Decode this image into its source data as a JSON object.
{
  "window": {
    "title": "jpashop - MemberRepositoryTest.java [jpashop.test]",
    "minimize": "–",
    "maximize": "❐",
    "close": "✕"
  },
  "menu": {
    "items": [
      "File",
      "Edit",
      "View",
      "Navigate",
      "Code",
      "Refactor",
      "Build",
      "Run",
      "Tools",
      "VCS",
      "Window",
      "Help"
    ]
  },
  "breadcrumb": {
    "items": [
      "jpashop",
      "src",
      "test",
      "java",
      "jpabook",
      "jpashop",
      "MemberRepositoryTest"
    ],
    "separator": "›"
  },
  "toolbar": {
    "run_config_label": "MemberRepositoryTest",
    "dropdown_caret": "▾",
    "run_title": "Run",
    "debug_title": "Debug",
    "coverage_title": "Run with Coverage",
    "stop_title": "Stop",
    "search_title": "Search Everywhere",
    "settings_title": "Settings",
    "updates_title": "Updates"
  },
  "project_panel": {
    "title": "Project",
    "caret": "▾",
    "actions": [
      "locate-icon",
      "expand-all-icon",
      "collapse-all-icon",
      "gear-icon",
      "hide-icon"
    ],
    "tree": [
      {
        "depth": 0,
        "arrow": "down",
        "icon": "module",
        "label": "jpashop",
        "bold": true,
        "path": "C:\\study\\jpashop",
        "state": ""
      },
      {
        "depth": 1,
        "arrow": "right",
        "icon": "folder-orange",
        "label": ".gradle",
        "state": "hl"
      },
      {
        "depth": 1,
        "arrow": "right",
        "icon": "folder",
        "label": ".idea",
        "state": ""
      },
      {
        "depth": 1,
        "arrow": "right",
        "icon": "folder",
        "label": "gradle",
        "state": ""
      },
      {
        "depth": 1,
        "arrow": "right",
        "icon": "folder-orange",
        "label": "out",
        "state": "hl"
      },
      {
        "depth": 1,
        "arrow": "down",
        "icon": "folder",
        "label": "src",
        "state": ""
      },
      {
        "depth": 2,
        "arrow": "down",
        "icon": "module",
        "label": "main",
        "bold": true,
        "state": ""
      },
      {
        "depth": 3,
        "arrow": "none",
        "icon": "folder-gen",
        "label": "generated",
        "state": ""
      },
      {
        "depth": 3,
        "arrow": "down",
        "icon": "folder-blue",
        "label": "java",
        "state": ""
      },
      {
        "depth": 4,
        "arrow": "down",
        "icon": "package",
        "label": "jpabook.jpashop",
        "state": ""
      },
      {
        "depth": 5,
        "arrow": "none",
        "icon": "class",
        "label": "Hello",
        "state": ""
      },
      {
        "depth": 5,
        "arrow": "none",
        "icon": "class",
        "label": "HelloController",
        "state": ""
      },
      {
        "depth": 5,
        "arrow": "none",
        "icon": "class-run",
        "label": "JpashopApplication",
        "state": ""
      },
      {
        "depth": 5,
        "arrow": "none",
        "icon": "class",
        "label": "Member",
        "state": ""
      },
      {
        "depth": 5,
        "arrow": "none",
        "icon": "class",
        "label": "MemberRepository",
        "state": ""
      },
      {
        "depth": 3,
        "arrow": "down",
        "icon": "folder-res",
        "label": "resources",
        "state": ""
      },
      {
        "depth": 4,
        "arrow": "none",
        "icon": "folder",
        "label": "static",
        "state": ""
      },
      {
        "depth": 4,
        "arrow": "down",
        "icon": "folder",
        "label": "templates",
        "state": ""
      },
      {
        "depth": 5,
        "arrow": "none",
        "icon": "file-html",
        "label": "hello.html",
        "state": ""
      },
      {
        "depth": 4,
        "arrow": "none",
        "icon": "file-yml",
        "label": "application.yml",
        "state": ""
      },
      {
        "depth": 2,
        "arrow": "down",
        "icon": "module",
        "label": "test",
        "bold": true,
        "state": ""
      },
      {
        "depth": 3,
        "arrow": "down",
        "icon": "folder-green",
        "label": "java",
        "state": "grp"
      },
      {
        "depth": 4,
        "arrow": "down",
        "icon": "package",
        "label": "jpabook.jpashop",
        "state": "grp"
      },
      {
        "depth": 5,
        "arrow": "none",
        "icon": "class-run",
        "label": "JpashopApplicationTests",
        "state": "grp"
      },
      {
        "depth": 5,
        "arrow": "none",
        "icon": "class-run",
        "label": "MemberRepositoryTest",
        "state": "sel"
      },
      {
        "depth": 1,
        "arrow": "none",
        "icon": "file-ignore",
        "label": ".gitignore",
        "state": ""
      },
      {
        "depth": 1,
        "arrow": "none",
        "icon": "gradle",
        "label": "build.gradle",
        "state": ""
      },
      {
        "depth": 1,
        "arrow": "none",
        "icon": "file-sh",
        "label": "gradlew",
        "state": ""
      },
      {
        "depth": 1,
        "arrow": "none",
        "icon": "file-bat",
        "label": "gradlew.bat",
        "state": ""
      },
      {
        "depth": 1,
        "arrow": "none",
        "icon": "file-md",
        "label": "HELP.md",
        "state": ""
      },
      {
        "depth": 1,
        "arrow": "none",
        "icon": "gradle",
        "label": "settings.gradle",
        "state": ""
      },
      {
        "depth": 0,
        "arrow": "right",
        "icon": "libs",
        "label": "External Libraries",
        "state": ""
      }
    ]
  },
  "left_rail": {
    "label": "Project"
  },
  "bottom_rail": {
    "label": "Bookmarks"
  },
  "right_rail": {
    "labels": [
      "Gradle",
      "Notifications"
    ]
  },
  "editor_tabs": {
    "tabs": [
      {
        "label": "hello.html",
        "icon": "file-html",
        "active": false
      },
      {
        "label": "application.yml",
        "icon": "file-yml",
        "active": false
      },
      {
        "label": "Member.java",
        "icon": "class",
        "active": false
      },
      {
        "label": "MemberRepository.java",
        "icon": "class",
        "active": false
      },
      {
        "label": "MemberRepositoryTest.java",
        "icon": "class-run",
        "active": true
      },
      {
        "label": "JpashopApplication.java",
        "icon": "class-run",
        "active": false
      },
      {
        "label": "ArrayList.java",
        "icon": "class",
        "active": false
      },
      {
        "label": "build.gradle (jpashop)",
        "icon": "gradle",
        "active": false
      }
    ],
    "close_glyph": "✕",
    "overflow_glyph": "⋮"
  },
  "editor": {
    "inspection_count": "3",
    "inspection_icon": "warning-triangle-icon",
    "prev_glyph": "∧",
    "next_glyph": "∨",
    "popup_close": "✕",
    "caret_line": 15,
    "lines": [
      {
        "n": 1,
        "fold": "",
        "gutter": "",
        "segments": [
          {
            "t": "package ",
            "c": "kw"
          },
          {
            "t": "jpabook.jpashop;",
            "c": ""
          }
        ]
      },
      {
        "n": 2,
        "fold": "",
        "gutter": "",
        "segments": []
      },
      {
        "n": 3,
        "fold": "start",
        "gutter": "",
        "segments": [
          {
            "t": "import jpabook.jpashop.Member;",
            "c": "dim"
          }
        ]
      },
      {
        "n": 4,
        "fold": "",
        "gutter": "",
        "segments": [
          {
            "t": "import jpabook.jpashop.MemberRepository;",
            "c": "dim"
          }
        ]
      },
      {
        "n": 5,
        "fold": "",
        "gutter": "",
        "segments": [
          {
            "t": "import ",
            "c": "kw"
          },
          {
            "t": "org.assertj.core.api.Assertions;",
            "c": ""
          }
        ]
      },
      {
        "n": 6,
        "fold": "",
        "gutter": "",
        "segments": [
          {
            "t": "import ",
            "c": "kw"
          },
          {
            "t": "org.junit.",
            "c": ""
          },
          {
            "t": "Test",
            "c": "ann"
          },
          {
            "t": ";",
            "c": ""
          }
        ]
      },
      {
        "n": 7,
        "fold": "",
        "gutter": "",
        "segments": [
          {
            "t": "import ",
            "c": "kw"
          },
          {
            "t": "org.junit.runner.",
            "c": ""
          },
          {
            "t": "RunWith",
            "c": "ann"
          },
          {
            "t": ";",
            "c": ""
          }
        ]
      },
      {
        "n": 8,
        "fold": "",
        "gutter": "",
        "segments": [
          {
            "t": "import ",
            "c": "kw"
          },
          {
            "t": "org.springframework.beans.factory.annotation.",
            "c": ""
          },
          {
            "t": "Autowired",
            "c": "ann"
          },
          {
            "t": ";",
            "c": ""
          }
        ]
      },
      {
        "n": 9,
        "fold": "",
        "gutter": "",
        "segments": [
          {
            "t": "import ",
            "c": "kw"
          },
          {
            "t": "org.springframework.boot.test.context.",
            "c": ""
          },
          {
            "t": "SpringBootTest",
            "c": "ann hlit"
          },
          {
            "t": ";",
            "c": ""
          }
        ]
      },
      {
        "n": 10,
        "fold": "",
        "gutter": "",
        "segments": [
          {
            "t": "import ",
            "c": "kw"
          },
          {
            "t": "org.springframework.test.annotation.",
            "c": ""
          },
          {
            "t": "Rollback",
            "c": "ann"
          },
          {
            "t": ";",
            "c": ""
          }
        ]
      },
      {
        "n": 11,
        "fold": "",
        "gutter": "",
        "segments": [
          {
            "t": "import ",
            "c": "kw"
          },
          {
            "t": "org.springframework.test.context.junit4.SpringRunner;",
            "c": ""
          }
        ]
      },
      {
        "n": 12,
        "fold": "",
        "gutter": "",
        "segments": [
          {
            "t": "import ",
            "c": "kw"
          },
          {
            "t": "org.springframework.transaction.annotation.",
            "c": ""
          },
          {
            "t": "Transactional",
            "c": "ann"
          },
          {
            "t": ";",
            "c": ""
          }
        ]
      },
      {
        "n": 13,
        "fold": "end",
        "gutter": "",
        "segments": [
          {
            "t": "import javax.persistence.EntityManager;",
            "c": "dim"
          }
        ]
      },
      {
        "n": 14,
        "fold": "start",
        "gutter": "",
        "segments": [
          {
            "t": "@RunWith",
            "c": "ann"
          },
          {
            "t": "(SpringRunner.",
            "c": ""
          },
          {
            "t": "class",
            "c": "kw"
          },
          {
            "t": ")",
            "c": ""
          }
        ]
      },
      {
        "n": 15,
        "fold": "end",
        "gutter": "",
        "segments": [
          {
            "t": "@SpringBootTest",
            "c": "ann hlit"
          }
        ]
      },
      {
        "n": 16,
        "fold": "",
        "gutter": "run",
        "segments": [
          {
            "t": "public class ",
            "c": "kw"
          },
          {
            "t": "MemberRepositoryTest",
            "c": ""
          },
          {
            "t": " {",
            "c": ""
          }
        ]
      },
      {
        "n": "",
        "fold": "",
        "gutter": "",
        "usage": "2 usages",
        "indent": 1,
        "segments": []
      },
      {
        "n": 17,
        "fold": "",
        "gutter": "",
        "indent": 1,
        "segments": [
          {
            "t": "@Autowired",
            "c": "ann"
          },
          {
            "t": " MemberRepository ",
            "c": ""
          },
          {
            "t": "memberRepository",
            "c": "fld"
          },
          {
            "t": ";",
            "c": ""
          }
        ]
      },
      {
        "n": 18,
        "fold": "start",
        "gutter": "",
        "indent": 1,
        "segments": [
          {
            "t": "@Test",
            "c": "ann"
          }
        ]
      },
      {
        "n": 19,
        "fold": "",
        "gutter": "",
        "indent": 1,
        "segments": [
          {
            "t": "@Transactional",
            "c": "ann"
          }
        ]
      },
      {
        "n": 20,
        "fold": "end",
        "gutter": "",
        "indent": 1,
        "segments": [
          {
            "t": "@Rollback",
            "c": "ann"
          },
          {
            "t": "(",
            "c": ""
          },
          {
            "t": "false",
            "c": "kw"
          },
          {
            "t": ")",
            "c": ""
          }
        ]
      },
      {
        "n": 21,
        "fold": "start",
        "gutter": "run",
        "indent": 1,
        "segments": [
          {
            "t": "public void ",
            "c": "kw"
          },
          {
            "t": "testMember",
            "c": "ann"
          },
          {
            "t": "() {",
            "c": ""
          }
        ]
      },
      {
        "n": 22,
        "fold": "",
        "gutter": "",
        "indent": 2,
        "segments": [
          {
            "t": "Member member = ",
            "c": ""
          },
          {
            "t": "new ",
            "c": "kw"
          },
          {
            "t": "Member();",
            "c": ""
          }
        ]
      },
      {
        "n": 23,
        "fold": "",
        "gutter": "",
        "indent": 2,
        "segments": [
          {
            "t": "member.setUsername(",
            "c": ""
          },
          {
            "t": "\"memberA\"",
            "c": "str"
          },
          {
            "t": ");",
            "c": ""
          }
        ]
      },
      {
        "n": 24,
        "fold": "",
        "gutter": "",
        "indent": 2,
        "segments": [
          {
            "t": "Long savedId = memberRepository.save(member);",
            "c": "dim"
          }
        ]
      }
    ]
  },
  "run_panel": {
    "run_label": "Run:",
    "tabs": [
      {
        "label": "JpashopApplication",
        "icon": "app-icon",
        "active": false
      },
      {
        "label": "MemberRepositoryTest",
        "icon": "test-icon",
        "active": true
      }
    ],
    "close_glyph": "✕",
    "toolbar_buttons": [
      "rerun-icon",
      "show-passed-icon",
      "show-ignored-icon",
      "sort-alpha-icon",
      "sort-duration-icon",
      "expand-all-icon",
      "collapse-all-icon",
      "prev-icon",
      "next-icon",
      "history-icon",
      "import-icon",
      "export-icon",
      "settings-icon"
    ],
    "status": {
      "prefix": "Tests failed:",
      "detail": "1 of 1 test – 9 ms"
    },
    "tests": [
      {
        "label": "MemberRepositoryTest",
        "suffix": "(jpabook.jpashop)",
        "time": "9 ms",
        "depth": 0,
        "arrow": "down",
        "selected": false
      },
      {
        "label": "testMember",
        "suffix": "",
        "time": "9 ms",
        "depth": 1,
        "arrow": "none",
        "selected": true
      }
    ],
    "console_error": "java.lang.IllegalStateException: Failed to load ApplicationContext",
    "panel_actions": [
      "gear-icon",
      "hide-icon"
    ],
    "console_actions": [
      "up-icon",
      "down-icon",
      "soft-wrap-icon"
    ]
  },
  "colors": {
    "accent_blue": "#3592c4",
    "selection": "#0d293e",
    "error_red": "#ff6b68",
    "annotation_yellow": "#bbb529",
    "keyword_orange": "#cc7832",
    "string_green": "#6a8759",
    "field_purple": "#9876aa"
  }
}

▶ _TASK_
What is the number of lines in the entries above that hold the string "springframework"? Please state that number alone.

▶ _THE ANSWER_
5